Her personal connection to the story does, however, help her convey the centrality of the participants’ ongoing conversation about the scene itself, including its rules and boundaries and meaning. As Hale writes, they “argued endlessly about how cultural resistance worked and how it also often failed. And the best answer we could come up with was cultural autonomy imagined as a local and egalitarian and everyday practice.”

As in nearly every alternative scene of the 1980s and 1990s, Athens’s version had blinders. These scenes were usually anti-racist in theory but lacked diversity in practice; purportedly feminist but mostly male-dominated. And their scorn for commercial aspirations, even just making a living from your work, was a luxury of youth and class far from available to everyone. Even in genre, the guitar-rock-centrism raised barriers. In Athens specifically, Hale says that many participants “forgot” or never learned that the whole scene had been birthed out of a queer drag sensibility. Still, I think all the labor and imagination that went into building a network of mini-cultures—back when indie still meant independent, as in creating noncorporate labels and media and other DIY infrastructure—is too easily shrugged off today. Yes, it didn’t “work,” because cultural escape tunnels are rickety by nature, and have to be rebuilt under ever-changing conditions. But Hale does us a favor by recapturing the experience.

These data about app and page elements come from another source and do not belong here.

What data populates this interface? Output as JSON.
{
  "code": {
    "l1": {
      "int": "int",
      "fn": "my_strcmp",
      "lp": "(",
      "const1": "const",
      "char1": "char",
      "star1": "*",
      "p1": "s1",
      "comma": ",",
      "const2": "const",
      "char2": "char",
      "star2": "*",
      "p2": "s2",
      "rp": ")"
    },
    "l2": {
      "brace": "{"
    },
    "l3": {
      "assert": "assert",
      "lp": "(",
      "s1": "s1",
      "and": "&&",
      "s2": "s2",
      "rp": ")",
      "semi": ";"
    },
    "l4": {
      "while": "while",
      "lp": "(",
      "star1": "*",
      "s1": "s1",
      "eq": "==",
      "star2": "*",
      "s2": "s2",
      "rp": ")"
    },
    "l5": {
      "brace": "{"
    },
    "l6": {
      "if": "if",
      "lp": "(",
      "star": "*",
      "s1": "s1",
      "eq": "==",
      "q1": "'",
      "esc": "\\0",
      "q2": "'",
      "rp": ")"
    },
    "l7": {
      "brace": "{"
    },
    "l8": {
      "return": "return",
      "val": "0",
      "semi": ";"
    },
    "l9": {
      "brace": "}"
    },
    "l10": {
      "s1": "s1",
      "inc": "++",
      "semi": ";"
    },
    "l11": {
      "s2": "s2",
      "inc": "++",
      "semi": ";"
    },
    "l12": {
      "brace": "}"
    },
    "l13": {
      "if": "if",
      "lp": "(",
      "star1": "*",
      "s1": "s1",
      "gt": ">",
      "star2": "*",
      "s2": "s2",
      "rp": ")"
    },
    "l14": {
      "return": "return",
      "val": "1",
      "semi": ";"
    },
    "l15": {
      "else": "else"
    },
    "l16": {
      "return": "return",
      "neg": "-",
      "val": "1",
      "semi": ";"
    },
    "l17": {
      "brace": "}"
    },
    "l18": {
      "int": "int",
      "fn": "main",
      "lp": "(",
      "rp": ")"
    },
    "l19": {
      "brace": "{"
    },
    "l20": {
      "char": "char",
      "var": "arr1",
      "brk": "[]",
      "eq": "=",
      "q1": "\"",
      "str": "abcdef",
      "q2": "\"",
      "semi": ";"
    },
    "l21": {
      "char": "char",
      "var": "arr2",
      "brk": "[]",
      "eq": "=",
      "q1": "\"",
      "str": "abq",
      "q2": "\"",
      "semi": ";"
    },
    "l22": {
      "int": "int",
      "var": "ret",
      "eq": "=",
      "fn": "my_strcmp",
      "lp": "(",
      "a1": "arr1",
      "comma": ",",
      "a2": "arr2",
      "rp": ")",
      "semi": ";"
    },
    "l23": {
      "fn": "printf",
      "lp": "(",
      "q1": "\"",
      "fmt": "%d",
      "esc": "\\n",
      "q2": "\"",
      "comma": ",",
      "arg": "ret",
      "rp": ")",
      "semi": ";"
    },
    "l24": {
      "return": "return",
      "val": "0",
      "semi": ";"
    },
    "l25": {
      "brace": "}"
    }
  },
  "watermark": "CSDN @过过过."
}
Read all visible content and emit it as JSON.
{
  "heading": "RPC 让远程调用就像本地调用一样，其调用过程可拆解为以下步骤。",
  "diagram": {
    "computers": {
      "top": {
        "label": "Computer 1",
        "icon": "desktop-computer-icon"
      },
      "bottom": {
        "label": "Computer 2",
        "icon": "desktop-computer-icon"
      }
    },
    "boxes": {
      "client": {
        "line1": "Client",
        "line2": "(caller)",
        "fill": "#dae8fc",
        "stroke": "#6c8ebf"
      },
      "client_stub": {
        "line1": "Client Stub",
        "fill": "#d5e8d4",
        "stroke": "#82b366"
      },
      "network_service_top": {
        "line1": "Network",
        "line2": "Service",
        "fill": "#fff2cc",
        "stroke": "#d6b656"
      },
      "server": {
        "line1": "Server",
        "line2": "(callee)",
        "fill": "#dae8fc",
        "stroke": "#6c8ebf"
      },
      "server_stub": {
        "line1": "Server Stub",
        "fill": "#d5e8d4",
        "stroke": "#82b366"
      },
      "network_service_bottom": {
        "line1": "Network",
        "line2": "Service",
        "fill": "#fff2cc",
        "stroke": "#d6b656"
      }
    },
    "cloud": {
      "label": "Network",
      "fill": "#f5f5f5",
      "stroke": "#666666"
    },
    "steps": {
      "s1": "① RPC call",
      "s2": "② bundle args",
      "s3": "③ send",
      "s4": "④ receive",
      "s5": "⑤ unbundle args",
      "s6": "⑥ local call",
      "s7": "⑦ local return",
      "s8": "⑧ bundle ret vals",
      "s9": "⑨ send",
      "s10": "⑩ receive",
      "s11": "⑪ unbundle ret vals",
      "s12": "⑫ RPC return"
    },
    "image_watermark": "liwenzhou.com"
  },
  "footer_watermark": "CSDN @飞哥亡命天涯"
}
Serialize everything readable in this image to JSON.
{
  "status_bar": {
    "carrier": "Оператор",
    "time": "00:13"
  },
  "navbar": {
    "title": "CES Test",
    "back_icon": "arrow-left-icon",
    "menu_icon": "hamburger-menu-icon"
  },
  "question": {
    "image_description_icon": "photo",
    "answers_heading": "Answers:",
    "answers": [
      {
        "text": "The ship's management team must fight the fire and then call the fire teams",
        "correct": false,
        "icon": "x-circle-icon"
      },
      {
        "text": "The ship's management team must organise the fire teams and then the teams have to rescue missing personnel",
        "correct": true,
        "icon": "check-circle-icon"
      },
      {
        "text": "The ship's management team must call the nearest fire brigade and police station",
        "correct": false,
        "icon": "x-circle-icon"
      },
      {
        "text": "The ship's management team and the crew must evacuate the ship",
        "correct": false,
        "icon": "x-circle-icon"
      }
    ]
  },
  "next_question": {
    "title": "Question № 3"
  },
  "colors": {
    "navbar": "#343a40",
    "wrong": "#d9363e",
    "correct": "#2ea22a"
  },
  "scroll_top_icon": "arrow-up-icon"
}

Something goes astray when people forget what it feels like to have those ideals and aims, to immerse themselves in that long conversation, and, as the B-52s put it, to dance that mess around.

Carl Wilson is the music critic for Slate and the author of Let’s Talk About Love: Why Other People Have Such Bad Taste(Bloomsbury, 2014).